[Dataset rows describing interfaces]
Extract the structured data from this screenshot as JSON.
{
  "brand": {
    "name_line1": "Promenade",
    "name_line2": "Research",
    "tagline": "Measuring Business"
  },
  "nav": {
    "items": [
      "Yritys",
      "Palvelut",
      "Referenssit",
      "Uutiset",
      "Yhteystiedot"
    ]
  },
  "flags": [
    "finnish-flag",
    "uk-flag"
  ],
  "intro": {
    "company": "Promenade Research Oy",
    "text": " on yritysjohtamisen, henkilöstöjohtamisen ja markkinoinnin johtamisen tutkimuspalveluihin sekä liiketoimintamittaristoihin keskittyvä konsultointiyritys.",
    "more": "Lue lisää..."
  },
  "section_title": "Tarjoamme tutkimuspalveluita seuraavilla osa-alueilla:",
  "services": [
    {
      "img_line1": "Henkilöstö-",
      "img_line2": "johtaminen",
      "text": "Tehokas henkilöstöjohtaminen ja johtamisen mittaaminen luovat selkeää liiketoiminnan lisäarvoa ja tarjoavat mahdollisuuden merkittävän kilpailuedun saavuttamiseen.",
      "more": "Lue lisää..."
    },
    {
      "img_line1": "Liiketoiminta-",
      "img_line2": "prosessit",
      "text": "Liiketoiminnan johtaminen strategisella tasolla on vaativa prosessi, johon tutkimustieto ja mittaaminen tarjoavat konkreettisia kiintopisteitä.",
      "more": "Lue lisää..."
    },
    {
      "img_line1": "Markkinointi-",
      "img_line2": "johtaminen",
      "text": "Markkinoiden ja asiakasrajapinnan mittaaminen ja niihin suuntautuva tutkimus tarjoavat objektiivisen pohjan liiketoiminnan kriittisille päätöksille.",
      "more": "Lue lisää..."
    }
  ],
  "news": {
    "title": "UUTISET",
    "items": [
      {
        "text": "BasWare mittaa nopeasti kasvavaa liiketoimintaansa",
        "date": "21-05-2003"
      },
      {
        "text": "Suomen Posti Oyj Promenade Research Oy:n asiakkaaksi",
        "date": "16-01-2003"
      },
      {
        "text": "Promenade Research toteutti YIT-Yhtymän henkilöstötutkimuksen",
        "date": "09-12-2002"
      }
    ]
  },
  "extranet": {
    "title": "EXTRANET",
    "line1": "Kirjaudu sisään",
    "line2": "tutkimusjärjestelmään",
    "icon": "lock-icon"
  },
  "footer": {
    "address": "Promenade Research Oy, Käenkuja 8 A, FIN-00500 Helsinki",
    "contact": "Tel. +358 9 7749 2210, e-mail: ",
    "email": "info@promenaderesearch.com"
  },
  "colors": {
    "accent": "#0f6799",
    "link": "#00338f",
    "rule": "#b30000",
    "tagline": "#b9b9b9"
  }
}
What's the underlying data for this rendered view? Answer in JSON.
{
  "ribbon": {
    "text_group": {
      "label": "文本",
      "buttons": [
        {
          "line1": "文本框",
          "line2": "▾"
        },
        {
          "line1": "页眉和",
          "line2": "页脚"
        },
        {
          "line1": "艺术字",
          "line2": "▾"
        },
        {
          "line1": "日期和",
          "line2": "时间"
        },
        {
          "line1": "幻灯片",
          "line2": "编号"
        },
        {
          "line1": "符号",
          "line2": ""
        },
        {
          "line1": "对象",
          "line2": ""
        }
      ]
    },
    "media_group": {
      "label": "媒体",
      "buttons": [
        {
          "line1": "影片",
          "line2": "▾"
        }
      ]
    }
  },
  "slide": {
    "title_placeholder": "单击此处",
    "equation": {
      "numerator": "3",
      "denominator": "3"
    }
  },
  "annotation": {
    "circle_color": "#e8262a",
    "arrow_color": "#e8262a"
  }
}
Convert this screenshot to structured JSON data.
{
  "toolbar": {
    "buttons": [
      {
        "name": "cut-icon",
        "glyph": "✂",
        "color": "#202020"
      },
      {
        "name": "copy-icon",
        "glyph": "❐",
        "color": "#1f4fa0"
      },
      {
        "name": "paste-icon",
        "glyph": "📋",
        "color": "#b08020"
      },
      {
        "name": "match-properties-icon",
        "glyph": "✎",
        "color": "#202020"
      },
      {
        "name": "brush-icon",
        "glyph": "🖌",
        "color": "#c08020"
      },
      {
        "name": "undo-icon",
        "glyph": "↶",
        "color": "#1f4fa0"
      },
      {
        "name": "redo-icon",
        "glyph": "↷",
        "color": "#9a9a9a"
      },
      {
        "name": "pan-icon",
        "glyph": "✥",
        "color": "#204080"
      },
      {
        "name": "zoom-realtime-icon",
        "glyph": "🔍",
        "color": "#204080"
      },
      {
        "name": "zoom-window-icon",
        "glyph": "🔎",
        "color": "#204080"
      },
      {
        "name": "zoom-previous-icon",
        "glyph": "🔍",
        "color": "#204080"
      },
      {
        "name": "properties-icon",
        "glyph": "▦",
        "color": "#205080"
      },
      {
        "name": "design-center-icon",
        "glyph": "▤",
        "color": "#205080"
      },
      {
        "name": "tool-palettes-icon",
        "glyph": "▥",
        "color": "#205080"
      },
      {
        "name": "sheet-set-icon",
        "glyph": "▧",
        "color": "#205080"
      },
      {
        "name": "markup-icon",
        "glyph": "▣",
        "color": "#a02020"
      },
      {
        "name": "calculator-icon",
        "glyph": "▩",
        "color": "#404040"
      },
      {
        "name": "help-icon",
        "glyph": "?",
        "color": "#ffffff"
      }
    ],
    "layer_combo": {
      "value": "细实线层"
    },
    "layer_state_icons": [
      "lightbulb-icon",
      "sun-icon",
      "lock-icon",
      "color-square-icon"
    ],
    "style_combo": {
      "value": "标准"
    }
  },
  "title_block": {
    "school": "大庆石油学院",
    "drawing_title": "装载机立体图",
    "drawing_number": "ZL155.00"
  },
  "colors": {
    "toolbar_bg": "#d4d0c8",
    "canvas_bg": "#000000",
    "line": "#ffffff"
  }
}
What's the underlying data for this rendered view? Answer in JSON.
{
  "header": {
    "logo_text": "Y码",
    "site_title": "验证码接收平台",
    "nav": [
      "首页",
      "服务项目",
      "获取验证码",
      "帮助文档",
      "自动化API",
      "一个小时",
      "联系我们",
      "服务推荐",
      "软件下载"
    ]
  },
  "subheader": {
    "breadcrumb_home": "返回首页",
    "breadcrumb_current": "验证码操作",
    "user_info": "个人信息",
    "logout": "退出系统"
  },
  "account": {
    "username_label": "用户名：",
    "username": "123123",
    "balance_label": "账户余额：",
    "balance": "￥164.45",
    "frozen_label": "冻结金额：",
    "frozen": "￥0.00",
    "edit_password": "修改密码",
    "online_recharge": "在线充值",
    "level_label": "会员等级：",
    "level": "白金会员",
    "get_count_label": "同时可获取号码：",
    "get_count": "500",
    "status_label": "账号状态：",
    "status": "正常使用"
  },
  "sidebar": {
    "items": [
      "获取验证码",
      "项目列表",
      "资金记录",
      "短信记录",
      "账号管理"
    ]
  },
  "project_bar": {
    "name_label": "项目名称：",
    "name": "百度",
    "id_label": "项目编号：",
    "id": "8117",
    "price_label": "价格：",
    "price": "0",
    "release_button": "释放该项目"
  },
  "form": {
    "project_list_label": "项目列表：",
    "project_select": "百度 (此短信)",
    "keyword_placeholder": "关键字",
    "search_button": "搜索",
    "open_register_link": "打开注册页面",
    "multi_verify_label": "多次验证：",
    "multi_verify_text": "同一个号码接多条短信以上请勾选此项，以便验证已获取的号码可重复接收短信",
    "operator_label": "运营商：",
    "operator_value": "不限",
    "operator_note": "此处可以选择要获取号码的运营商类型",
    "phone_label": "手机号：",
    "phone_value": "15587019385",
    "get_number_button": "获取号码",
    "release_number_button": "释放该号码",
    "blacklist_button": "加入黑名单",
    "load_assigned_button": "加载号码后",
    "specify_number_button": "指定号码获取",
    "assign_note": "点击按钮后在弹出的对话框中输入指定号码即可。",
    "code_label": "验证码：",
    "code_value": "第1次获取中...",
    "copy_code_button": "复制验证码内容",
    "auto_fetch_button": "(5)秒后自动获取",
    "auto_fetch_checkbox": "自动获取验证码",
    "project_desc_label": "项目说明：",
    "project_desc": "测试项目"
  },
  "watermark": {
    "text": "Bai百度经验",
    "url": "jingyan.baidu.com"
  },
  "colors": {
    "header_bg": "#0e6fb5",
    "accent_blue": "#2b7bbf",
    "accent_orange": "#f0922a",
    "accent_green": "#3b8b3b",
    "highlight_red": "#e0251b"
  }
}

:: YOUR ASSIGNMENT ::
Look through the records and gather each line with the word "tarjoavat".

:: EXPECTED OUTPUT ::
      "text": "Tehokas henkilöstöjohtaminen ja johtamisen mittaaminen luovat selkeää liiketoiminnan lisäarvoa ja tarjoavat mahdollisuuden merkittävän kilpailuedun saavuttamiseen.",
      "text": "Liiketoiminnan johtaminen strategisella tasolla on vaativa prosessi, johon tutkimustieto ja mittaaminen tarjoavat konkreettisia kiintopisteitä.",
      "text": "Markkinoiden ja asiakasrajapinnan mittaaminen ja niihin suuntautuva tutkimus tarjoavat objektiivisen pohjan liiketoiminnan kriittisille päätöksille.",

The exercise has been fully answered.